But the whole reading, to these ears at least, is a bit too alembicated. The strings – especially Faust’s prominently-placed fiddle – often sound raw and thin. They’re not helped by the (comparable) resonant warmth of winds and horn, which only serves to accentuate the strings’ chilliness.
Interpretively, too, things are fussy. There’s lots of rubato throughout, which in and of itself is fine, but here it gets in the way of the music’s momentum. Moreover, the ensemble’s habit of realizing just about every dotted-eighth/sixteenth pattern with dynamic swells gets queasy fast. As a result, listening to the first movement (and the body of the finale) is kind of like driving down the Pike during rush hour: all starts and stops, and it’s only a relief to get to the end in one piece.
Even when things are rightly spirited, as they are in the jaunty third movement, the ensemble’s sonority is too brash for comfort. And those charming variations in the middle, well, here they come off as mannered and exaggerated.
The two short minuets that round out the disc fare rather better (the short last one is particularly sprightly), but, sadly they don’t redeem the rest of the CD.
Two of the finest performances Andris Nelsons led with the Boston Symphony Orchestra (BSO) last season were his traversals of Dmitri Shostakovich’s Fourth and Eleventh Symphonies in October and March. Both were taped for the ensemble’s ongoing complete Shostakovich symphony series and are out now on Deutsche Grammophon.
They hold up well to the memories of the live concerts: kinetic, sure-footed, and well-balanced.
The Eleventh is a mix of melancholy beauty – the austere scenery of the sprawling opening movement, the somber lyricism of the funereal third – and savage intensity. Indeed, the latter quality is kept up impressively throughout the reading, both in the music’s introspective moments and its explosive ones (this is especially true of the brutal fugue at the climax of the second movement). The entire performance is also very well-paced: often atmospheric but never at the expense of the score’s dramatic momentum, an especially impressive feat for Nelsons to pull off in the first movement.
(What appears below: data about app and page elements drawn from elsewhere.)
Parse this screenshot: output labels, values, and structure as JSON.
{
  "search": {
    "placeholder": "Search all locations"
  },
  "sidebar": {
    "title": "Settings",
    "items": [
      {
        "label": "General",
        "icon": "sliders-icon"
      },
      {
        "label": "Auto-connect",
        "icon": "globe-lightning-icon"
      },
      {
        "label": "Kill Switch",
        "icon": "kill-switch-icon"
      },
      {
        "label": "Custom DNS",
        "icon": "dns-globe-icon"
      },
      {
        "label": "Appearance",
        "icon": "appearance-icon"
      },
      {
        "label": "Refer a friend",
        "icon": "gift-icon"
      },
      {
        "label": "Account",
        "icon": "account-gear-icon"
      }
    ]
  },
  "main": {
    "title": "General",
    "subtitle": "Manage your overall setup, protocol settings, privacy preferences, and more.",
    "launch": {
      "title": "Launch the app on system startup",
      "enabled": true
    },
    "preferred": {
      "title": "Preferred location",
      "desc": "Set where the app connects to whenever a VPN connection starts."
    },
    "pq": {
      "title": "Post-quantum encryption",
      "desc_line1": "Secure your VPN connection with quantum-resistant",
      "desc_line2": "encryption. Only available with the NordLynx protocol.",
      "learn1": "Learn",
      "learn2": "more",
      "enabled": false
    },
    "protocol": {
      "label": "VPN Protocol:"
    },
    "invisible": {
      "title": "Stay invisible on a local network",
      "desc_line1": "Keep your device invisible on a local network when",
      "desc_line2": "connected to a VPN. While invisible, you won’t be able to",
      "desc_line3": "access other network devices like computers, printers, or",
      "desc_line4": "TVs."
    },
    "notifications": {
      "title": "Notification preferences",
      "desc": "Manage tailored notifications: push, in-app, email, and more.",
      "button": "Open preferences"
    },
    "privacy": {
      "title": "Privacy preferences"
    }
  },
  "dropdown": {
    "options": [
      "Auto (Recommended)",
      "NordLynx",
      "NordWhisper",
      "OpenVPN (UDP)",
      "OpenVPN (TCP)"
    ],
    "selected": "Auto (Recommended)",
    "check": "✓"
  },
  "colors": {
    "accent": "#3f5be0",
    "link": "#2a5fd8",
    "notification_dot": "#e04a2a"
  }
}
Throughout, too, the orchestral solos (from principal flute Elizabeth Rowe and principal trumpet Thomas Rolfs, in particular) all shine.
Many of these same qualities – inspired playing, blinding instrumental colors, ferocious emotional intensity – mark Nelsons’ reading of the Fourth Symphony, as well. It’s a weird piece by any measure: a mélange of contrasting styles and textures, tied together by a slashingly dissonant harmonic language. But Nelsons doesn’t shy away from the music’s contradictions or hard edges. Rather, he highlights them, so that the score’s marches, fugues, waltzes, and whatnot slip in and out of each other’s way with electrifying (and sometimes harrowing) results. Sometimes the affect is beautiful (the finale’s coda is ethereal); ultimately the whole experience is exhausting – but then that’s rather how it should be.
Taken with the first two installments of this series, the present release marks the finest Nelsons/BSO collaboration to date. Like the last, it’s exciting and energetic, to be sure, but here there’s a greater sense of nuance and emotional ambiguity than before. Of course, that befits both symphonies – but it also makes this a superb, necessary release.
Jonathan Blumhofer is a composer and violist who has been active in the greater Boston area since 2004. His music has received numerous awards and been performed by various ensembles, including the American Composers Orchestra, Kiev Philharmonic, Camerata Chicago, Xanthos Ensemble, and Juventas New Music Group. Since receiving his doctorate from Boston University in 2010, Jon has taught at Clark University, Worcester Polytechnic Institute, and online for the University of Phoenix, in addition to writing music criticism for the Worcester Telegram & Gazette.